The phrase "run like the wind" is an English idiom used to describe someone moving with great speed. It is usually used to emphasize that the speed of the person must be exceptionally quick or fast. The origin of the phrase is likely to be related to the fact that the wind itself is almost impossible to outrun, so the comparison with this force of nature implies that the person in question is incredibly fast. The phrase can also be used in the figurative sense to refer to something other than literal movement, such as a process, event or strive to complete something quickly.
The phrase "run like the wind" first appeared in literature in the early 19th century in the Oliver Twist novel by Charles Dickens in 1838. In the first chapter of the book, a young Oliver is said to have “run like the wind” when he was escaping from a group of pickpockets. This phrase has become a popular part of English vernacular ever since, with further mentions in famous novels and works of literature. However, the etymology of the phrase can be traced back to a much earlier origin. The concept of the wind as an unstoppable force of nature was a popular theme in ancient Greek mythology, where several gods and creatures were said to have wings made of wind. This imagery was likely used to describe the strength and speed of motion.

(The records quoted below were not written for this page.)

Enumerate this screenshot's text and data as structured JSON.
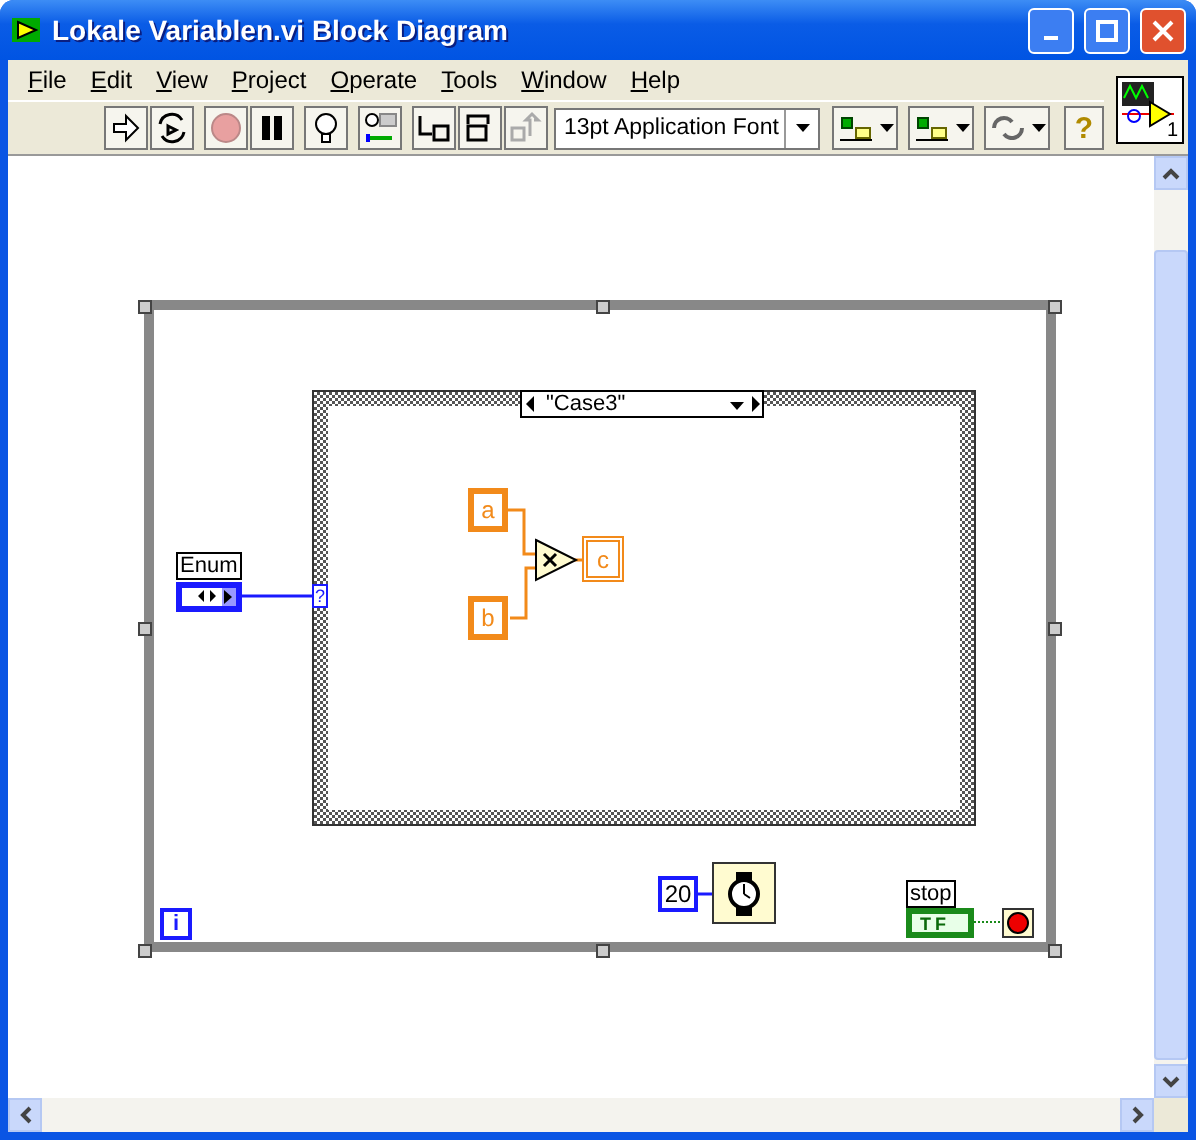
{
  "window": {
    "title": "Lokale Variablen.vi Block Diagram"
  },
  "menu": [
    "File",
    "Edit",
    "View",
    "Project",
    "Operate",
    "Tools",
    "Window",
    "Help"
  ],
  "toolbar": {
    "buttons": [
      {
        "kind": "run",
        "disabled": false
      },
      {
        "kind": "run-continuous",
        "disabled": false
      },
      {
        "kind": "abort",
        "disabled": true
      },
      {
        "kind": "pause",
        "disabled": false
      },
      {
        "kind": "highlight",
        "disabled": false
      },
      {
        "kind": "retain",
        "disabled": false
      },
      {
        "kind": "step-into",
        "disabled": false
      },
      {
        "kind": "step-over",
        "disabled": false
      },
      {
        "kind": "step-out",
        "disabled": true
      }
    ],
    "font": "13pt Application Font",
    "help": "?"
  },
  "vi_icon": {
    "number": "1"
  },
  "diagram": {
    "enum": {
      "label": "Enum"
    },
    "case": {
      "selector": "\"Case3\"",
      "tunnel": "?",
      "inputs": [
        "a",
        "b"
      ],
      "output": "c"
    },
    "wait": {
      "constant": "20"
    },
    "stop": {
      "label": "stop",
      "value": "TF"
    },
    "iteration": "i"
  }
}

The phrase "run like the wind" is often used to describe someone who is very quick in their movement and can almost be equated with a force of nature. It is commonly used in the colloquial sense to emphasize the speed of motion, but can also be used in a more figurative sense. In this sense, the phrase can refer to a process, strive or event that is expected to be completed in a very short space of time. It can also be used in place of a verb in order to indicate that something must be done very quickly. For example, "We need to run like the wind to meet our deadline".

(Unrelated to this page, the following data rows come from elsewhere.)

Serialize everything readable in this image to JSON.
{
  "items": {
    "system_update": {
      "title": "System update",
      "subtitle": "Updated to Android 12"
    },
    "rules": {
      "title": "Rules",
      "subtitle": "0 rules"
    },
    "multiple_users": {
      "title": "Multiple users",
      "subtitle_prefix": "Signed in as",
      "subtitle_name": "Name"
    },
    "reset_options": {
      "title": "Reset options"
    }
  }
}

- She ran like the wind and was out of sight in a matter of seconds.
- We need to run like the wind if we
Idioms with similar meanings in different languages
"Barking up the wrong tree" is an English idiom that means to pursue a mistaken or misguided course of action. In German, the similar idiom is "Auf dem Holzweg sein," which translates to "To be on the wrong track." This idiom emphasizes the idea that when you are pursuing the wrong course of action, you are not going to achieve your desired outcome.